Russia fulfills threat and cuts off gas supplies to Poland and Bulgaria as tension rises As he had already warned, President Vladimir Putin conditions the delivery of gas to payment in rubles and in Russian banking institutions.
This article was translated from our Spanish edition.
The conflict between Russia and Ukraine has now been two months old and what many anticipated would be a confrontation that would last only a few days has turned into a complex event with implications for the entire world. In recent days, news has emerged confirming that the tension is increasing and that little by little the conflict goes beyond the borders of Ukraine. Today the Russian gas distribution company Gazprom announced that it will stop supplying gas to Poland and Bulgaria as of this Wednesday, April 27.
Last Friday, the president, Vladimir Putin , signed a decree by means of which it was established that the enemy countries of Russia that consume gas must pay for it in rubles, opening bank accounts in the country's institutions. The measure aims to counteract the economic sanctions and the exchange of goods imposed by the West since the conflict began.
Unlike Canada and the United States, the countries of the European Union depend on Russia for the gas they consume. It is estimated that between 30 and 40% of the gas used in Europe is Russian and it is not easy to get another supplier country from one day to the next. Gas sales represent an important daily revenue of €400 million for Russia, which would also not be easy to replace if they disappeared from one day to the next.
What is a fact is that the news escalates again the tension between Russia and Western countries. European countries have refused the measure arguing that it implies a violation of contracts that are in dollars and euros. German Chancellor Olaf Scholz has accused Putin of blackmail and has said that Germany will continue to pay for its gas in euros, as stipulated in the contract.
Faced with Putin's measure and threat, European countries are beginning to draw up emergency plans to deal with a possible gas shortage. Austria and Germany have already asked the population and companies to drastically reduce their consumption.

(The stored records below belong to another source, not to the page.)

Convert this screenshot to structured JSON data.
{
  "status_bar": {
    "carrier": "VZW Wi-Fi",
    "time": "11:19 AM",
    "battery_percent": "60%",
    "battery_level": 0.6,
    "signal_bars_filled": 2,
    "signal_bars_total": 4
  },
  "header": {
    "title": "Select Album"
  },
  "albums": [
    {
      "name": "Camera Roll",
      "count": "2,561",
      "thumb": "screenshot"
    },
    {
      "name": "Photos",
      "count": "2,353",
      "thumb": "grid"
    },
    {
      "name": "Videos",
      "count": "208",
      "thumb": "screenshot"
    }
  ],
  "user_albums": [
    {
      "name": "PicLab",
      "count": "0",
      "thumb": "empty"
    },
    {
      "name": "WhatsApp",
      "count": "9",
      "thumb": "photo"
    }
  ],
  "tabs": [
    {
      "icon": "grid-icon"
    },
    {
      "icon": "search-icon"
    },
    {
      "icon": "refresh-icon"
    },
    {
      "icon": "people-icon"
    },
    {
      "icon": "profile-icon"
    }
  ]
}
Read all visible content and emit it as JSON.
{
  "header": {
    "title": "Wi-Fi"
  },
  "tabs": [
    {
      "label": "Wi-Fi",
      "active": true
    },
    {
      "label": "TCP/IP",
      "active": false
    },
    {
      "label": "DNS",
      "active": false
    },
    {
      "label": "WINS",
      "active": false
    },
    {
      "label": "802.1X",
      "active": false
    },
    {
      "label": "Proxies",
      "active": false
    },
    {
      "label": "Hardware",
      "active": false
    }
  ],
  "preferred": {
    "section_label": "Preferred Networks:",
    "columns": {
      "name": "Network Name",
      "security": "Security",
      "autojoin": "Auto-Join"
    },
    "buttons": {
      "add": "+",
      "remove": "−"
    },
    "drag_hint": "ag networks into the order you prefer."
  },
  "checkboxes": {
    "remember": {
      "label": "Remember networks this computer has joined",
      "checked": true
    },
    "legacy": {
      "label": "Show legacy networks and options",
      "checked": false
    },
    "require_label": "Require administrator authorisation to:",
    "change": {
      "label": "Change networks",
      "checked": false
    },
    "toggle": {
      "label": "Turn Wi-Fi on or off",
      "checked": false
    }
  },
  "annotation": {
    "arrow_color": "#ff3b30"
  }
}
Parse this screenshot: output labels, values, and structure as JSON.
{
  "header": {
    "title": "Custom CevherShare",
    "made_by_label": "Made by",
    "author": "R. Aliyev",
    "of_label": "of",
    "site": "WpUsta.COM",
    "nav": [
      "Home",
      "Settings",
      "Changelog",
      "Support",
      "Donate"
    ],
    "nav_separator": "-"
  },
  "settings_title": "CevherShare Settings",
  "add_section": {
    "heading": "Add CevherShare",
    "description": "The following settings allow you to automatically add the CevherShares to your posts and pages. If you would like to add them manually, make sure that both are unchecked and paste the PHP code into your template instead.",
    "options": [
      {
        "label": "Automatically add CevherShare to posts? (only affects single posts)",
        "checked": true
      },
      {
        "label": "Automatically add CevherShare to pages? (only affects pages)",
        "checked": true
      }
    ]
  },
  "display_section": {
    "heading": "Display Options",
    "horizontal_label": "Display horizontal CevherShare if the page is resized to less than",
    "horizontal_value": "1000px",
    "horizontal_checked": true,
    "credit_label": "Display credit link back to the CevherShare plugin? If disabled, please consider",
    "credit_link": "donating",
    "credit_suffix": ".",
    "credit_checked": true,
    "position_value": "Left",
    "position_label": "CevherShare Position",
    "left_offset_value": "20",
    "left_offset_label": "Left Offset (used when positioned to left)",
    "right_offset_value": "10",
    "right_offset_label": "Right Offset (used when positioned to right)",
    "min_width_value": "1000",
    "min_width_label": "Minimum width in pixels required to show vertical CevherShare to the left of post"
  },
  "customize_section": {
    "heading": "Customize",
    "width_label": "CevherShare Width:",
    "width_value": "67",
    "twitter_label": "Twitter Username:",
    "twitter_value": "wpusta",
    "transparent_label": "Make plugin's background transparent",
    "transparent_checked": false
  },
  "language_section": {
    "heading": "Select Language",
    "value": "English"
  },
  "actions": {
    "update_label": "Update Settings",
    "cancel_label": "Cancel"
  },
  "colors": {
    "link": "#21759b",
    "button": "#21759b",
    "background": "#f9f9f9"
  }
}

Bulgaria, whose gas comes 90% from Russia, has started a tender for underground drilling that will allow them to face the crisis. Poland declared that it has anticipated the situation and that its gas reserves are at 76% of its capacity.Although gas prices have not skyrocketed so far, the tension is increasing and if indeed Poland and Bulgaria stop receiving the resource tomorrow, that could change.